Wong Auditorium was packed on the first Friday of June as attendees of MIT Sloan Reunion 2023 settled in for three Ideas Made to Matter talks from Fernando Goldsztein, SF ’03, Aagya Mathur, MBA ’18, and Jean Su, SF ’03. Sree Koka, EMBA ’13, emeritus chair of the MIT Sloan Alumni Board, introduced all three speakers with the perfect mixture of sincerity and humor.
The first of the talks came from Goldsztein, founder of the Medulloblastoma Initiative. He spoke briefly of his own cancer diagnosis in 2004 and subsequent recovery, before moving on to discuss how his son was diagnosed with an even more rare and dangerous cancer, medulloblastoma, in 2015 and, despite treatment, relapsed in 2019.
While Goldsztein was navigating his son’s diagnosis, he learned that 35% of kids treated for medulloblastoma relapsed and no procedure was available to them at that point. Due to a lack of research, there was nothing else his son’s care team could offer his family. It was then that Goldsztein began to speak with pediatric neurologist Roger Packer, whom he described as his “strongest ally” regarding what he could do to boost research on medulloblastoma, and after their conversation, he decided to make his own donation.
“Not if, but when we find the cure for this disease, I’m going to dedicate myself to the next one and the next one. So, for pediatric brain cancer, that’s going to be the goal of my life. And I’d like to leave a message here that, although we are in the business school, life is not all about accumulating assets. We all have to do good ... We all have to do something to help other people.”
Su, co-founder of Broadvision Pictures, admitted she was not initially certain why she had been invited to speak on the Ideas Made to Matter stage, but eventually realized that “MIT Sloan is always at the forefront of innovation, entrepreneurship, and reinvention, and that includes reinventing oneself.”
Indeed, Su has had an unconventional career. A simple project with her partner to remodel their unfinished basement led to them starting a company to import German awnings into North America. Despite the financial crisis of 2008, they were determined to make the company work, and after shifting their approach, they were granted exclusive rights for North America and the Caribbean before deciding to sell the company and semi-retire to Napa Valley.
Napa Valley didn’t hold them for long. They submitted and won two entries to the pitch contest at the Napa Valley Film Festival. This, too, snowballed, and they eventually moved to Los Angeles and co-founded Broadvision Pictures. There have been numerous successes and setbacks, yet Su has stayed resolute on her path, no matter how unconventional.

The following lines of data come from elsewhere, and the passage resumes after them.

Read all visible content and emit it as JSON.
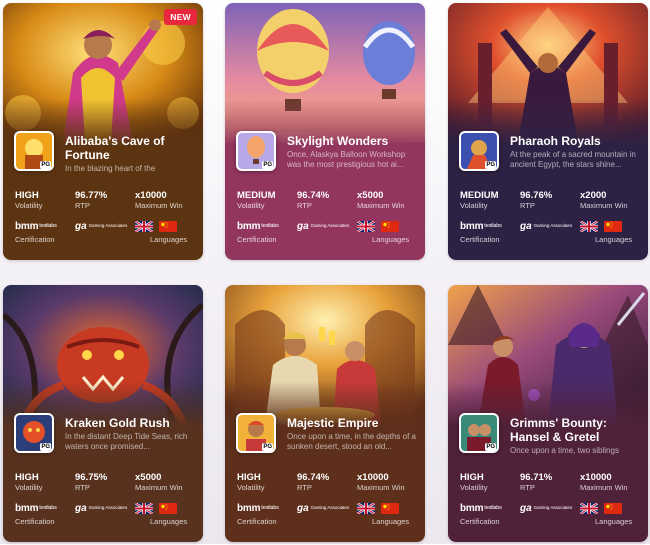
{
  "badges": {
    "new": "NEW"
  },
  "labels": {
    "volatility": "Volatility",
    "rtp": "RTP",
    "max_win": "Maximum Win",
    "certification": "Certification",
    "languages": "Languages",
    "bmm_logo": "bmm",
    "bmm_sub": "testlabs",
    "ga_logo": "ga",
    "ga_sub": "Gaming Associates",
    "pg_mark": "PG"
  },
  "games": [
    {
      "title": "Alibaba's Cave of Fortune",
      "description": "In the blazing heart of the",
      "volatility": "HIGH",
      "rtp": "96.77%",
      "max_win": "x10000",
      "badge": "NEW",
      "accent": "#f0a21a",
      "panel_color": "#5d3412"
    },
    {
      "title": "Skylight Wonders",
      "description": "Once, Alaskya Balloon Workshop was the most prestigious hot ai...",
      "volatility": "MEDIUM",
      "rtp": "96.74%",
      "max_win": "x5000",
      "badge": "",
      "accent": "#f5a46a",
      "panel_color": "#93365f"
    },
    {
      "title": "Pharaoh Royals",
      "description": "At the peak of a sacred mountain in ancient Egypt, the stars shine...",
      "volatility": "MEDIUM",
      "rtp": "96.76%",
      "max_win": "x2000",
      "badge": "",
      "accent": "#e0502c",
      "panel_color": "#2e2244"
    },
    {
      "title": "Kraken Gold Rush",
      "description": "In the distant Deep Tide Seas, rich waters once promised...",
      "volatility": "HIGH",
      "rtp": "96.75%",
      "max_win": "x5000",
      "badge": "",
      "accent": "#e4502a",
      "panel_color": "#58321f"
    },
    {
      "title": "Majestic Empire",
      "description": "Once upon a time, in the depths of a sunken desert, stood an old...",
      "volatility": "HIGH",
      "rtp": "96.74%",
      "max_win": "x10000",
      "badge": "",
      "accent": "#f2b23a",
      "panel_color": "#5e301c"
    },
    {
      "title": "Grimms' Bounty: Hansel & Gretel",
      "description": "Once upon a time, two siblings",
      "volatility": "HIGH",
      "rtp": "96.71%",
      "max_win": "x10000",
      "badge": "",
      "accent": "#9a4ad0",
      "panel_color": "#50223a"
    }
  ]
}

“What kept me going in this crazy industry is that every time I felt lost, something positive happened. When we didn’t have hope, seeds we sowed earlier sprouted. When there’s hope there is a way forward. As our stories are about humanity, as long as humans are around, stories like ours will be told,” said Su. “Even though we have limited time, we have unlimited imaginations, especially if we continue taking the roads less traveled.”
Mathur, co-founder and CEO of Aavia, a daily ovarian hormone health app, opened her talk by telling everyone in the audience that, for her entire life, people withheld information from her.
Specifically, she was never informed about the fact that, in addition to their 24-hour daily circadian rhythm, people with ovarian hormones also have a 25-to-35-day cycle that impacts their quality of sleep, quality of muscle toning, energy level, sex drive, skin, mental health, and mood. Once she learned this, Mathur found herself wondering what she would have done differently during the first two decades of her life if she had known.
Mathur and her co-founders are using Aavia to build a world in which people are fully informed about their health and their ovarian cycles in the ways they wish they could have been. Even once people learn that their ovarian hormones impact them, they do not have the tools to act on that knowledge—only questions they do not know how to answer. Aavia can track health indicators and provide suggestions to users, and is creating a community of “members and medical experts who are sharing stories together and laughing together.”
“Some of them are also crying together,” said Mathur, “but most of all, they’re supporting one another through their journeys.”
Mathur emphasized that, “With education, with community, and with technology, we’re really helping our members reduce their stress levels and maximize their confidence with their health journey.”